Every year is different at Farmington Bay – the weather is different, the numbers of birds are different, the ponds used by the eagles is different – adaptation is the key to great images. This year a few days before we arrived there was a thaw, and the ice covering the different ponds was mostly gone. With no ice forcing the bald eagles to congregate along the free flowing sections, the birds were scattered around the refuge. It turned out that one particular stretch next to the road, maybe half a mile in, was an eagle favorite in the mornings.
John Killian, Butch Ramirez, Bill Singleton, and I used that stretch of road to really shoot some great action images. The eagles would work over some of the fish that were along the pond edge, then cycle out and around, providing us with dramatic arrival and departure images. The passing storm fronts with their high winds would ground the eagles around the marsh – sometimes a dozen or more would be parked along the marsh/field borders in groups only 100-200 yards off the road.
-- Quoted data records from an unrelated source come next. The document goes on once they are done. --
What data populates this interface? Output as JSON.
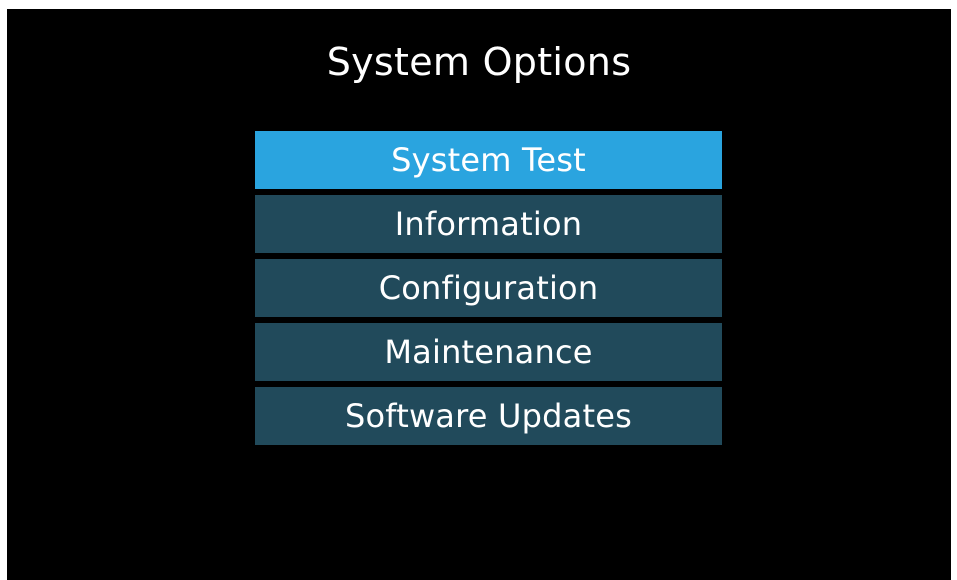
{
  "title": "System Options",
  "menu": {
    "items": [
      {
        "label": "System Test",
        "selected": true
      },
      {
        "label": "Information",
        "selected": false
      },
      {
        "label": "Configuration",
        "selected": false
      },
      {
        "label": "Maintenance",
        "selected": false
      },
      {
        "label": "Software Updates",
        "selected": false
      }
    ]
  },
  "colors": {
    "background": "#000000",
    "item": "#214a5b",
    "selected_item": "#2aa4df",
    "text": "#ffffff"
  }
}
When the winds relented the eagles, northern harriers, American kestrels, and the occasional barn owl would begin hunting again, sometimes in excellent light.
When we drove out in the pre-dawn light mice would run across the road, testifying to the food available to the hawks, owls, and falcons. We even encountered a short-tailed weasel in his white winter coat (ermine), though his appearance was so brief we weren’t able to capture any images of him. They are fairly common out in Farmington WMA, and most of the Rocky Mountains. I’ve seen them in Yellowstone and the Grand Tetons, while my only shots of one was farther south on the west side of Utah Lake, near Provo.
After shooting in the morning we headed out to Antelope Island State Park to see if any larger animals would present themselves to us. We photographed a nice pronghorn buck and saw a number of large mule deer bucks on a hillside a few hundred yards off the road. Coyotes hunting in the distance and a lone Chukar crossed our paths – but no great shots.
We spent the afternoons back at Farmington Bay photographing the always difficult to shoot northern harriers as they hunted the meadows paralleling the main road. With a stiff breeze blowing the harriers had an easy time flying into the wind – almost hovering – as they banked and floated along – always scanning down into the grass for the next mouse.
The colors of the male (lots of white) and female harriers (lots of brown) are so different that many people think they are different species – with the band of white at the beginning of their tail feathers showing they are the same hawk. Like most wildlife shoots, you take everything the animals/birds, weather, or circumstances will give you – and we did.